When we developed and tested Outlook, we tested a maximum of four delegates. To prevent incorrect or missing meeting information, we recommend that you use only one delegate with Editor permissions. Make sure to decide whether the delegate or the mailbox owner will process all the meeting requests. See the "Multiple users receive meeting requests for a mailbox owner" section for more information.
If more than one user must have access to your mailbox, carefully consider whether these users have to be delegates. You may want to give the user Review permissions to your folder instead. To give another user Reviewer permissions, follow these steps:
- Right-click the Calendar folder, and then click Properties.
- Click the Permissions tab.
- Click Add.
- Click the name of the user who you want to give Reviewer permissions to, click Add, and then click OK.
- In the Name box, click the user name, and then click Reviewer in the Permission Level box.
- Click Apply, and then click OK.
Schedule end dates on recurring meetings
We recommend that add a definite end date when you schedule a recurring meeting. When you add a definite end date, you may prevent issues that may occur if you have to update the meeting several times. If you schedule an end date on meetings, you can create a new meeting if you realize that the meeting has to be frequently modified.

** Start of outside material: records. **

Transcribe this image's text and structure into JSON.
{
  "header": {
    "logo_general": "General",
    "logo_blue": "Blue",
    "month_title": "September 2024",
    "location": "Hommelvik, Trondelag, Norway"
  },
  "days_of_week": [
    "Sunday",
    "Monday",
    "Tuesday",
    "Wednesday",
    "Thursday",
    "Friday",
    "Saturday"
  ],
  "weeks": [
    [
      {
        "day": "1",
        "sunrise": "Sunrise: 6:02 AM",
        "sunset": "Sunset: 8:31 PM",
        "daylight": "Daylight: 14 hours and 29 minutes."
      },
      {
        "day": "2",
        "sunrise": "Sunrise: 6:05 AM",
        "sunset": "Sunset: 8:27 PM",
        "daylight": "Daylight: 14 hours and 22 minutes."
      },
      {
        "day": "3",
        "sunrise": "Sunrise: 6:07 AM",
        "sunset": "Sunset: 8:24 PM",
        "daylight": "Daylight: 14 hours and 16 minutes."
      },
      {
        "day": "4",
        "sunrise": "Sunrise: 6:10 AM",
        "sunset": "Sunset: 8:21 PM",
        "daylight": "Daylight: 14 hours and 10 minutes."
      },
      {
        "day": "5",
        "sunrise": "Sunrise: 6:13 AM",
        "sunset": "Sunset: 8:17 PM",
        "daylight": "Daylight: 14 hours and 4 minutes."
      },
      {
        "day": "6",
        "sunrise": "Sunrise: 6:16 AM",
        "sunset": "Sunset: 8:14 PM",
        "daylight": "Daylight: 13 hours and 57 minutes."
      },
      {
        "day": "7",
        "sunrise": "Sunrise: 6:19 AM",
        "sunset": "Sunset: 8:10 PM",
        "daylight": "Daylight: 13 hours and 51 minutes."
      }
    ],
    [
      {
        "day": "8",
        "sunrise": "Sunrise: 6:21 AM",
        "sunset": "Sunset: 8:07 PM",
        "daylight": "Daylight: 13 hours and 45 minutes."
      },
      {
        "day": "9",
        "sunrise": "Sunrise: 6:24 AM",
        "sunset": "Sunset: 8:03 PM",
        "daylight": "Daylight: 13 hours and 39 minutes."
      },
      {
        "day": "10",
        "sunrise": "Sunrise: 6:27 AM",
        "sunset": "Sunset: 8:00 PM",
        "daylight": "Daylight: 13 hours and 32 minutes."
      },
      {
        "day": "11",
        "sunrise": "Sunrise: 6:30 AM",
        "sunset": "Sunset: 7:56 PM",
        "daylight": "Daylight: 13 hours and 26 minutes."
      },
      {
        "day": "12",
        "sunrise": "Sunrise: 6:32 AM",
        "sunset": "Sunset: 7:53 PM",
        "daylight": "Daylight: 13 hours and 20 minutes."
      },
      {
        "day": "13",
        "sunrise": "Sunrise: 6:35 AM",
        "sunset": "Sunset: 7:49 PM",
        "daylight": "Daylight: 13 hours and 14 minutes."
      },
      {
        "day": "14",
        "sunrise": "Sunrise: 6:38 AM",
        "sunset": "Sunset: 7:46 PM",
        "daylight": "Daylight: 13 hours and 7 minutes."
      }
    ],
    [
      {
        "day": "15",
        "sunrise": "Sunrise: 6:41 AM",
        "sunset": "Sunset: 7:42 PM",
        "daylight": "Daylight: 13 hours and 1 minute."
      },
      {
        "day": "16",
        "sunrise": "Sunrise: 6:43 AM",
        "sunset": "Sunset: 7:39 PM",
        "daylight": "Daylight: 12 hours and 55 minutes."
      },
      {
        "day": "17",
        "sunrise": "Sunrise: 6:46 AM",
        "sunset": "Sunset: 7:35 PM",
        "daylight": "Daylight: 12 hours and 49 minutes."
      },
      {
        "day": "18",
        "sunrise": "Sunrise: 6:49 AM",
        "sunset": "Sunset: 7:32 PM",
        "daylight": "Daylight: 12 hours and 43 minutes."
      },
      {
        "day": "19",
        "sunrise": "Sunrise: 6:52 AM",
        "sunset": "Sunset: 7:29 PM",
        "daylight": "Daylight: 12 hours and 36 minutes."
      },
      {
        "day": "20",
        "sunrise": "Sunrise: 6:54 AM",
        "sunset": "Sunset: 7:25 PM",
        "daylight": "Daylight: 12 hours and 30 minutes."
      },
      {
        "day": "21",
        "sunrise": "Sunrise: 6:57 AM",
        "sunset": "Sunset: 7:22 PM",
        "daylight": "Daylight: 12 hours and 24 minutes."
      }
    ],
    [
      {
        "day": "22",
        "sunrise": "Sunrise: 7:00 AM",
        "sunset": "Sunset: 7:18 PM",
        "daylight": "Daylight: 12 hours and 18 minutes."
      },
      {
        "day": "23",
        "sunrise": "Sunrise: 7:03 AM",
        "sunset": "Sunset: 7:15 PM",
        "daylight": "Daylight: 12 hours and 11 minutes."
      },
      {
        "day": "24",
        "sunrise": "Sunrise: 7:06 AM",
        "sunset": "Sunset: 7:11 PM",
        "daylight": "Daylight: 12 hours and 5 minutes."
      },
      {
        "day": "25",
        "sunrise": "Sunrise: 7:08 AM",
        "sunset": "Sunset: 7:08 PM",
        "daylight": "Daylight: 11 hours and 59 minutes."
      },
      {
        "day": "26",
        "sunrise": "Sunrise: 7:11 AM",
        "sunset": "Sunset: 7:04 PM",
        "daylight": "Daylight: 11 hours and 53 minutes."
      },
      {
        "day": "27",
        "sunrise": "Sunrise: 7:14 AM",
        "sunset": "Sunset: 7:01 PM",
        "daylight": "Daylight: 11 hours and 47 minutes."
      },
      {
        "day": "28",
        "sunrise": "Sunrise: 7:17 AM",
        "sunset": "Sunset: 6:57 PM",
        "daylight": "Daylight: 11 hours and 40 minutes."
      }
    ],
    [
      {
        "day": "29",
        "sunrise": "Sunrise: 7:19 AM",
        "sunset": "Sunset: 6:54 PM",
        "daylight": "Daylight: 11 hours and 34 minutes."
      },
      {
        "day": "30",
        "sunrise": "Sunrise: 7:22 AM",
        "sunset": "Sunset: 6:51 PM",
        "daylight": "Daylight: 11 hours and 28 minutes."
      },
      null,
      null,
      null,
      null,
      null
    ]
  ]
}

Turn on Calendar logging for executives and for other frequent usersYou can turn on Outlook 2003 Calendar logging for executives and for other frequent users. Calendar logging has a minimal effect on the performance of most computers. When you use Calendar logging, a log file is created. You can use this log file to help troubleshoot meeting issues if one of these users reports a problem.
For more information about the Calendar logging feature in Outlook 2003 Service Pack 1, click the following article number to view the article in the Microsoft Knowledge Base: